Accounting roundup: EU advisers approve controversial DB changes
The body responsible for advising the EU on accounting issues has given the green light to proposed changes to defined benefit (DB) plans’ accounting rules.
The changes to IAS 19 mean that, with effect from 1 January 2019, companies will have to account for the effect of changes to a defined benefit plan in the current year by using updated assumptions to remeasure current service cost and net interest to the year-end.
Earlier this year, experts warned the changes could make income statements more volatile by increasing interest cost to the year end by as much as 10% on some estimates.
In a letter addressed to the European Commission, the European Financial Reporting Advisory Group (EFRAG) said the changes met “the qualitative characteristics of relevance, reliability, comparability and understandability required to support economic decisions and the assessment of stewardship”.
The endorsement letter added that the changes also satisfied the requirement for prudence under EU law, provided a true and fair view of an entity’s financial position, and were “conducive to the European public good”.
The changes have proven to be controversial and represent a potentially major departure from current practice.
The IASB published an exposure draft of the amendments to IAS 19 in 2015.
European Parliament flags concerns over IFRS 17
The European Parliament’s economic affairs committee (ECON) has published a draft resolution expressing a number of concerns about the International Accounting Standards Board’s new insurance contracts standard, IFRS 17.
The publication came as EFRAG was considering whether to request an extension of the deadline for it to provide endorsement advice to the European Commission on IFRS 17.
According to its latest minutes, EFRAG’s board was concerned by the tight deadline and was keen to make sure that interested parties had plenty of time to comment on the group’s draft endorsement advice.
Meanwhile, although the draft ECON resolution acknowledged that IFRS 17 would bring “the benefits of more consistency and transparency with the aim of increased comparability”, the committee also claimed that “significant efforts and costs are needed in order to implement IFRS 17 [while] also reflecting the complexity of the new standard”.
It goes on to raises a number of regulatory issues, among them a call for the EU to analyse how the new standard would interact with Solvency II requirements and the long-running issue of its interaction with IFRS 9, for financial instruments.
The European Banking Authority has already warned that the new standard treated similar transactions differently depending on the issuer’s industry.

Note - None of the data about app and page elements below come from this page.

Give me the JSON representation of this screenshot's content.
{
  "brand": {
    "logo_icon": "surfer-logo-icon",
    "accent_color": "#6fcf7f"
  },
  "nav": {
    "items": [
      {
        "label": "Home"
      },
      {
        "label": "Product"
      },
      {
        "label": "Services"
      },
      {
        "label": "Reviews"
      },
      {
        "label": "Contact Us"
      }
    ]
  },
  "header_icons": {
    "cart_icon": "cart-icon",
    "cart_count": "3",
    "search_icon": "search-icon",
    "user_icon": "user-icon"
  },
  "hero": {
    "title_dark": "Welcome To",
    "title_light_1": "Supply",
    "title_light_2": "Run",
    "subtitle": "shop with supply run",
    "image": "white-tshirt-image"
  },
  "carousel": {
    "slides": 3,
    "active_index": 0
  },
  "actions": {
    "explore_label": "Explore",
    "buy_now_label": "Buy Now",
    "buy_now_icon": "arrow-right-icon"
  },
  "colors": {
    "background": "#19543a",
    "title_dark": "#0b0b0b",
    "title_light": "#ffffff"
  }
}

In addition, the European Securities and Markets Authority (ESMA) has raised a red flag over the fact that the new standard allows companies to present a proportion of their discount rate changes in the “other comprehensive income” section of annual reports.
ESMA has already included the endorsement of the new standard as a priority on its latest work plan.

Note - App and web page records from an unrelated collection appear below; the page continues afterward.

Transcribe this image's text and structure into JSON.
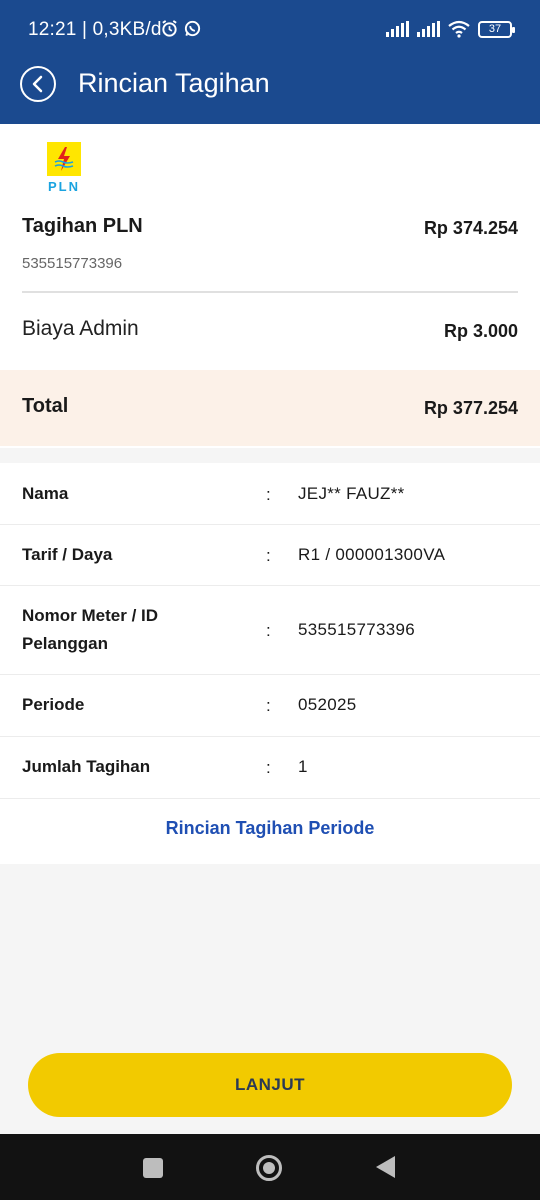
{
  "status_bar": {
    "time": "12:21 | 0,3KB/d",
    "battery": "37",
    "icons": [
      "alarm-icon",
      "whatsapp-icon",
      "signal-icon",
      "signal-icon",
      "wifi-icon",
      "battery-icon"
    ]
  },
  "app_bar": {
    "title": "Rincian Tagihan",
    "back_icon": "chevron-left-icon",
    "color": "#1b4a8f"
  },
  "bill": {
    "logo_text": "PLN",
    "title": "Tagihan PLN",
    "amount": "Rp 374.254",
    "customer_id": "535515773396",
    "admin_label": "Biaya Admin",
    "admin_amount": "Rp 3.000",
    "total_label": "Total",
    "total_amount": "Rp 377.254"
  },
  "details": {
    "rows": [
      {
        "label": "Nama",
        "sep": ":",
        "value": "JEJ** FAUZ**"
      },
      {
        "label": "Tarif / Daya",
        "sep": ":",
        "value": "R1 / 000001300VA"
      },
      {
        "label": "Nomor Meter / ID Pelanggan",
        "sep": ":",
        "value": "535515773396"
      },
      {
        "label": "Periode",
        "sep": ":",
        "value": "052025"
      },
      {
        "label": "Jumlah Tagihan",
        "sep": ":",
        "value": "1"
      }
    ],
    "link_label": "Rincian Tagihan Periode"
  },
  "cta": {
    "label": "LANJUT",
    "color": "#f2ca00"
  },
  "nav_bar": {
    "icons": [
      "recent-apps-icon",
      "home-icon",
      "back-icon"
    ]
  }
}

At the end of last year, IPE reported that insurers in the UK had flagged up major concerns about the new standard.
In a statement, the Actuarial Association of Europe (AAE) said it would welcome any extension to the EU’s review of IFRS 17 given the complexity of the new regime.

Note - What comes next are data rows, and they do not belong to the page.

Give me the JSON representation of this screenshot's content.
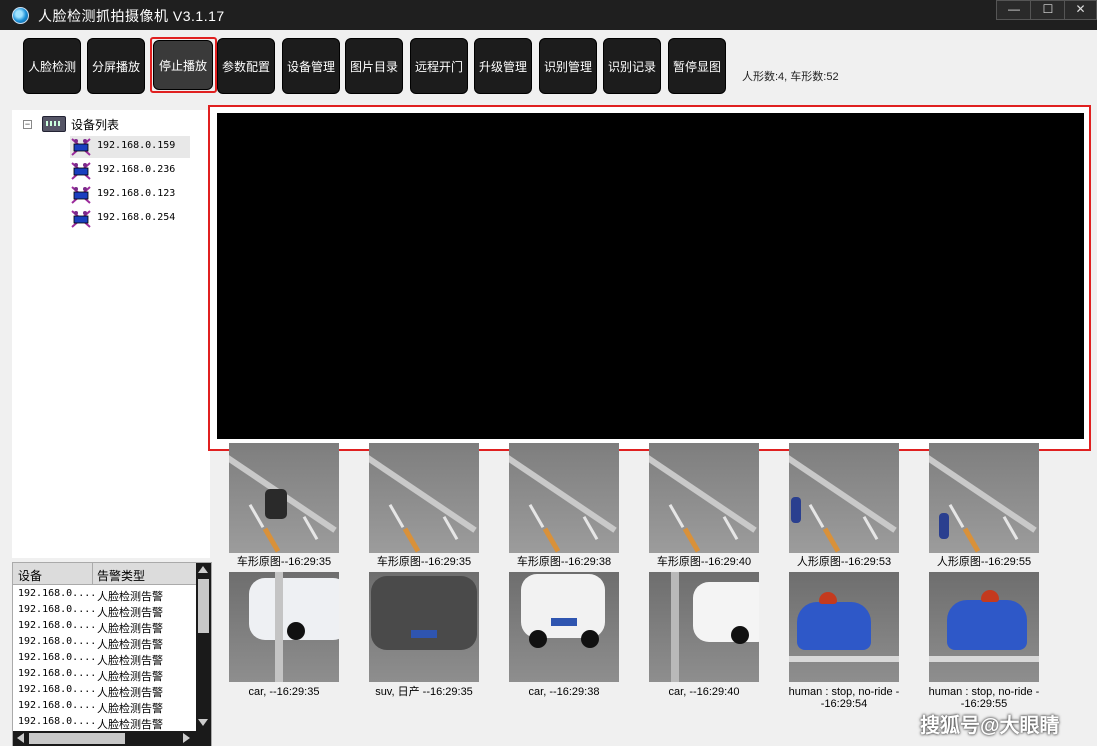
{
  "window": {
    "title": "人脸检测抓拍摄像机  V3.1.17",
    "min_glyph": "—",
    "max_glyph": "☐",
    "close_glyph": "✕"
  },
  "toolbar": {
    "buttons": [
      {
        "label": "人脸检测"
      },
      {
        "label": "分屏播放"
      },
      {
        "label": "停止播放"
      },
      {
        "label": "参数配置"
      },
      {
        "label": "设备管理"
      },
      {
        "label": "图片目录"
      },
      {
        "label": "远程开门"
      },
      {
        "label": "升级管理"
      },
      {
        "label": "识别管理"
      },
      {
        "label": "识别记录"
      },
      {
        "label": "暂停显图"
      }
    ],
    "counts": "人形数:4, 车形数:52"
  },
  "device_tree": {
    "expander": "−",
    "root_label": "设备列表",
    "devices": [
      {
        "ip": "192.168.0.159"
      },
      {
        "ip": "192.168.0.236"
      },
      {
        "ip": "192.168.0.123"
      },
      {
        "ip": "192.168.0.254"
      }
    ]
  },
  "alarm_table": {
    "columns": [
      "设备",
      "告警类型"
    ],
    "rows": [
      {
        "device": "192.168.0....",
        "type": "人脸检测告警"
      },
      {
        "device": "192.168.0....",
        "type": "人脸检测告警"
      },
      {
        "device": "192.168.0....",
        "type": "人脸检测告警"
      },
      {
        "device": "192.168.0....",
        "type": "人脸检测告警"
      },
      {
        "device": "192.168.0....",
        "type": "人脸检测告警"
      },
      {
        "device": "192.168.0....",
        "type": "人脸检测告警"
      },
      {
        "device": "192.168.0....",
        "type": "人脸检测告警"
      },
      {
        "device": "192.168.0....",
        "type": "人脸检测告警"
      },
      {
        "device": "192.168.0....",
        "type": "人脸检测告警"
      }
    ]
  },
  "snapshots_top": [
    {
      "caption": "车形原图--16:29:35"
    },
    {
      "caption": "车形原图--16:29:35"
    },
    {
      "caption": "车形原图--16:29:38"
    },
    {
      "caption": "车形原图--16:29:40"
    },
    {
      "caption": "人形原图--16:29:53"
    },
    {
      "caption": "人形原图--16:29:55"
    }
  ],
  "snapshots_bottom": [
    {
      "caption": "car, --16:29:35"
    },
    {
      "caption": "suv, 日产 --16:29:35"
    },
    {
      "caption": "car, --16:29:38"
    },
    {
      "caption": "car, --16:29:40"
    },
    {
      "caption": "human : stop, no-ride --16:29:54"
    },
    {
      "caption": "human : stop, no-ride --16:29:55"
    }
  ],
  "watermark": "搜狐号@大眼睛",
  "colors": {
    "highlight": "#e02020",
    "toolbar_button": "#1c1c1c",
    "title_bar": "#1f1f1f"
  }
}
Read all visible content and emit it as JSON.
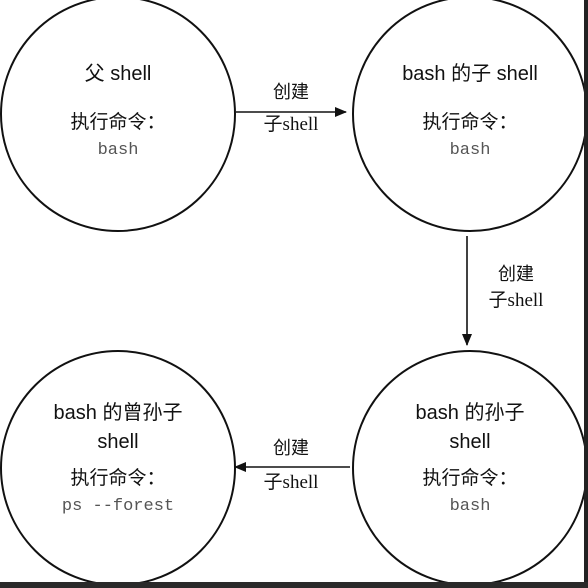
{
  "nodes": {
    "parent": {
      "title": "父 shell",
      "cmd_label": "执行命令：",
      "cmd": "bash"
    },
    "child": {
      "title": "bash 的子 shell",
      "cmd_label": "执行命令：",
      "cmd": "bash"
    },
    "grandchild": {
      "title_line1": "bash 的孙子",
      "title_line2": "shell",
      "cmd_label": "执行命令：",
      "cmd": "bash"
    },
    "great_grandchild": {
      "title_line1": "bash 的曾孙子",
      "title_line2": "shell",
      "cmd_label": "执行命令：",
      "cmd": "ps --forest"
    }
  },
  "edges": [
    {
      "line1": "创建",
      "line2": "子shell"
    },
    {
      "line1": "创建",
      "line2": "子shell"
    },
    {
      "line1": "创建",
      "line2": "子shell"
    }
  ]
}
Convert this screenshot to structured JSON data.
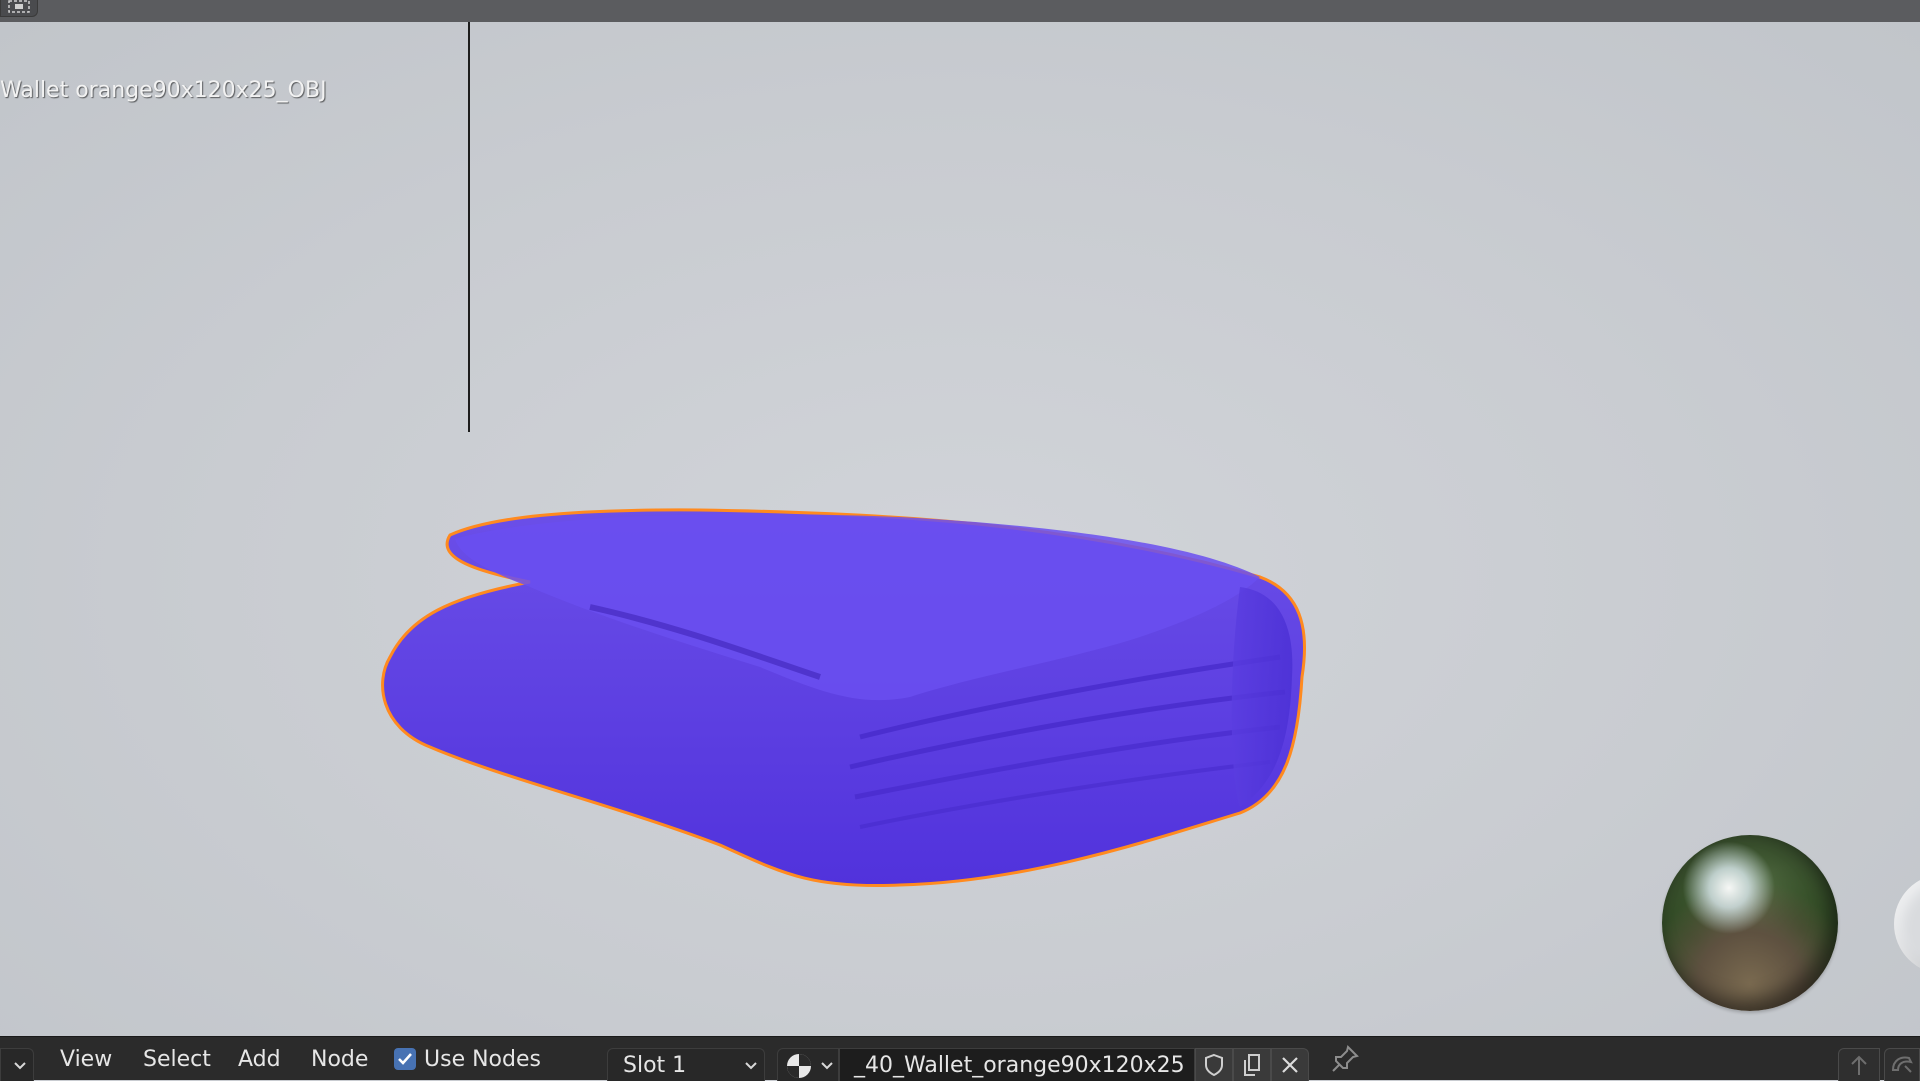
{
  "window": {
    "topbar_icon": "editor-type-icon"
  },
  "viewport": {
    "object_label": "Wallet orange90x120x25_OBJ",
    "object_color": "#6347e4",
    "selection_outline_color": "#ff8a1f",
    "background_color": "#c9ccd1"
  },
  "header": {
    "menus": [
      "View",
      "Select",
      "Add",
      "Node"
    ],
    "use_nodes": {
      "label": "Use Nodes",
      "checked": true
    },
    "slot": {
      "selected": "Slot 1"
    },
    "material": {
      "name": "_40_Wallet_orange90x120x25"
    },
    "icons": [
      "material-ball-icon",
      "fake-user-shield-icon",
      "new-material-icon",
      "unlink-x-icon",
      "pin-icon",
      "parent-arrow-icon",
      "snap-icon"
    ],
    "accent_color": "#4772b3"
  }
}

The AAE pointed to concerns about fundamentals of the new measurement model for insurance contracts, such as the contractual service margin and the different treatment of similar insurance business activities.
Trade body Insurance Europe has also raised concerns about the new standard .
ECON is scheduled to vote on the resolution during its 18-19 June session.
FRC plots new governance code for this year
The chairman of the Financial Reporting Council (FRC) will publish an updated version of the UK’s corporate governance code this summer.
In a speech to an event in the City of London around the theme of trust in business, Sir Win Bischoff said the new code would “help business continue to deliver on the expectations of investors, the public and the economy”.
The FRC launched a consultation on revisions to the corporate code in December last year.
Sir Win also used his address to underscore the importance of culture in business, describing it as “a key ingredient in delivering long-term sustainable performance”.